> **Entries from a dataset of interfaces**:
===

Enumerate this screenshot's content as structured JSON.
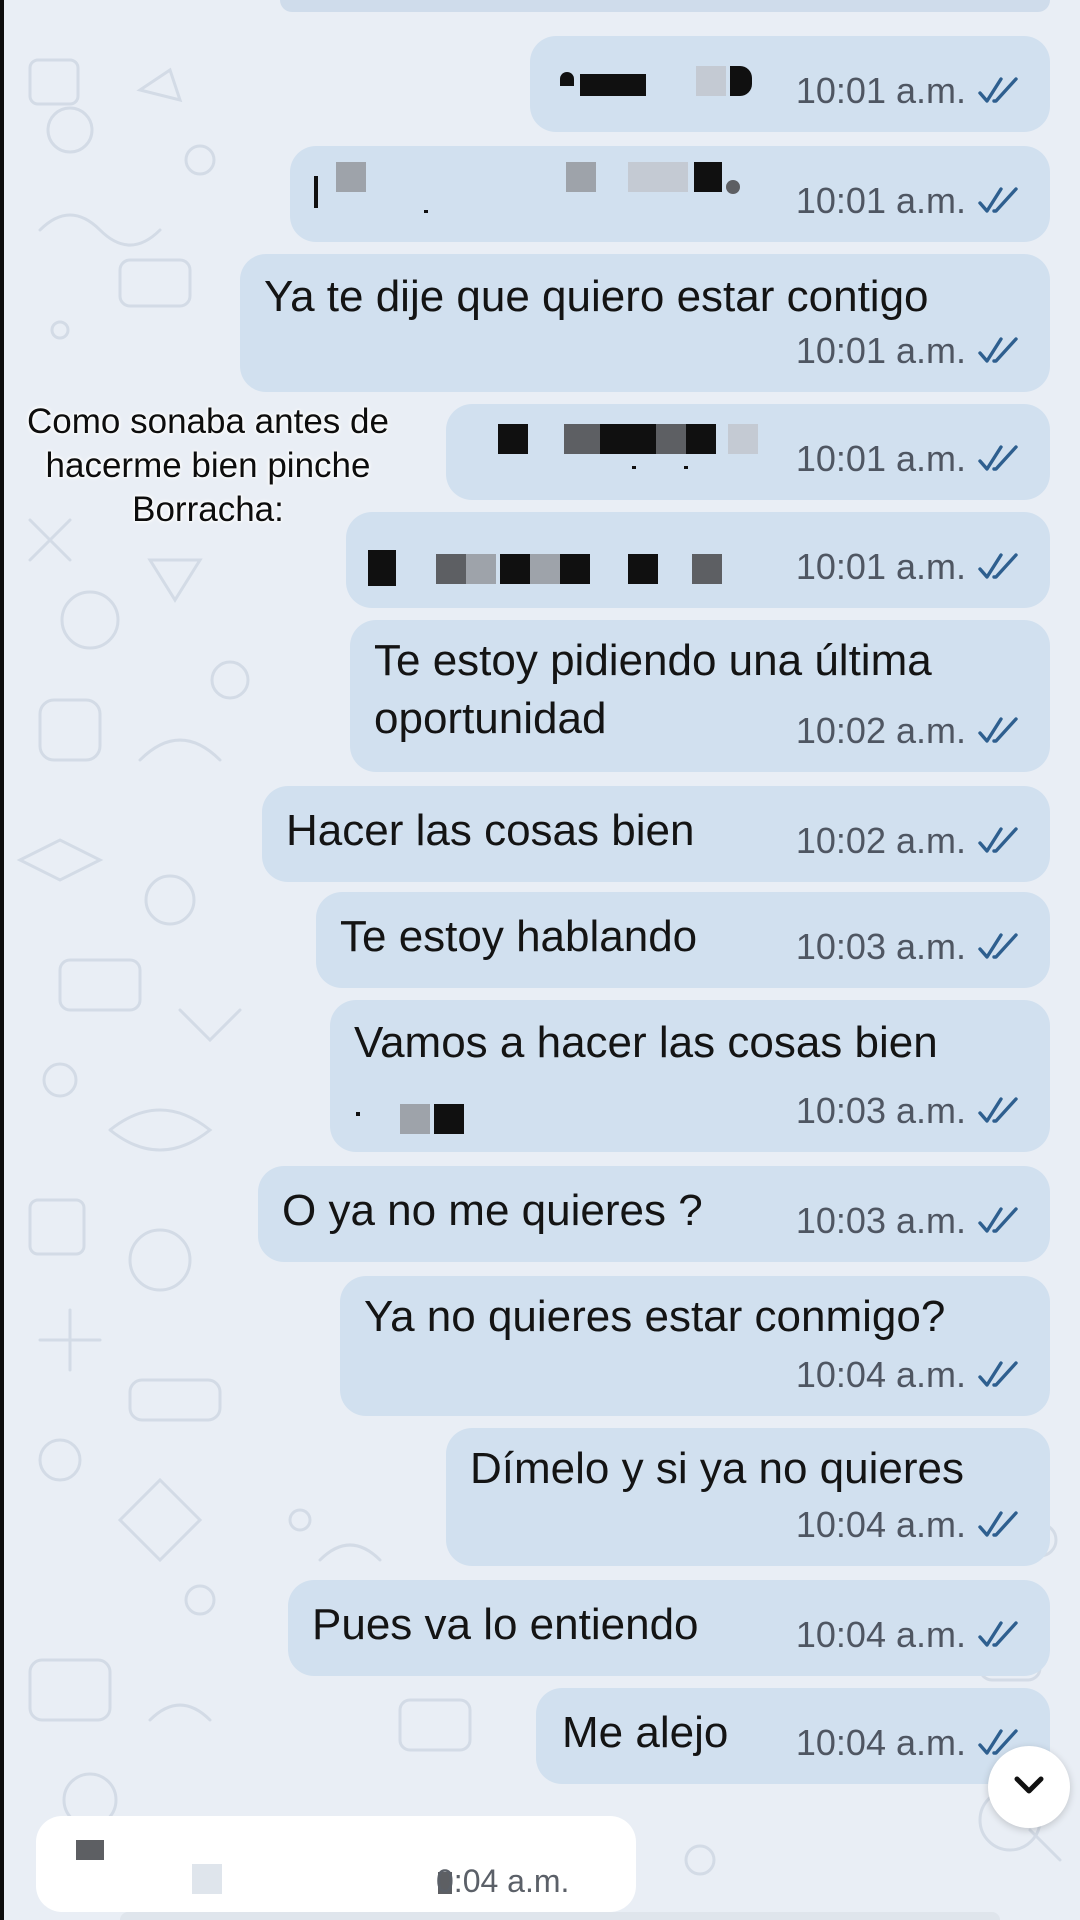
{
  "caption": {
    "line1": "Como sonaba antes de",
    "line2": "hacerme bien pinche",
    "line3": "Borracha:"
  },
  "messages": [
    {
      "text": "",
      "time": "10:01 a.m.",
      "redacted": true
    },
    {
      "text": "",
      "time": "10:01 a.m.",
      "redacted": true
    },
    {
      "text": "Ya te dije que quiero estar contigo",
      "time": "10:01 a.m."
    },
    {
      "text": "",
      "time": "10:01 a.m.",
      "redacted": true
    },
    {
      "text": "",
      "time": "10:01 a.m.",
      "redacted": true
    },
    {
      "text1": "Te estoy pidiendo una última",
      "text2": "oportunidad",
      "time": "10:02 a.m."
    },
    {
      "text": "Hacer las cosas bien",
      "time": "10:02 a.m."
    },
    {
      "text": "Te estoy hablando",
      "time": "10:03 a.m."
    },
    {
      "text": "Vamos a hacer las cosas bien",
      "time": "10:03 a.m."
    },
    {
      "text": "O ya no me quieres ?",
      "time": "10:03 a.m."
    },
    {
      "text": "Ya no quieres estar conmigo?",
      "time": "10:04 a.m."
    },
    {
      "text": "Dímelo y si ya no quieres",
      "time": "10:04 a.m."
    },
    {
      "text": "Pues va lo entiendo",
      "time": "10:04 a.m."
    },
    {
      "text": "Me alejo",
      "time": "10:04 a.m."
    }
  ],
  "incoming": {
    "time": "10:04 a.m.",
    "time_shown": "0:04 a.m.",
    "redacted": true
  },
  "icons": {
    "read_receipt": "double-check-icon",
    "scroll": "chevron-down-icon"
  },
  "colors": {
    "outgoing_bubble": "#d1e0ef",
    "incoming_bubble": "#ffffff",
    "tick": "#2e5f8f",
    "background": "#e9eef5"
  }
}
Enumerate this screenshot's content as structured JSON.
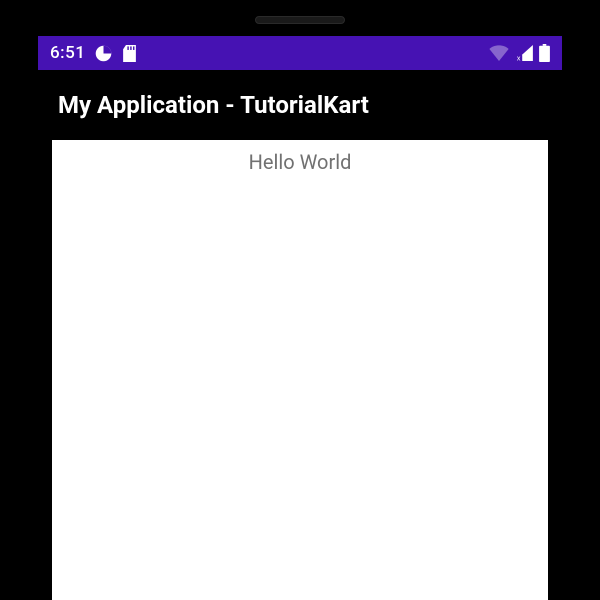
{
  "colors": {
    "status_bar_bg": "#4612b3",
    "app_bar_bg": "#000000",
    "content_bg": "#ffffff",
    "text_muted": "#717171"
  },
  "status_bar": {
    "time": "6:51",
    "icons": {
      "pie": "pie-chart-icon",
      "sd": "sd-card-icon",
      "wifi": "wifi-icon",
      "signal": "cellular-signal-icon",
      "signal_badge": "x",
      "battery": "battery-full-icon"
    }
  },
  "app_bar": {
    "title": "My Application - TutorialKart"
  },
  "content": {
    "greeting": "Hello World"
  }
}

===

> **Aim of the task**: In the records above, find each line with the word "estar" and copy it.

> **Response**:
      "text": "Ya te dije que quiero estar contigo",
      "text": "Ya no quieres estar conmigo?",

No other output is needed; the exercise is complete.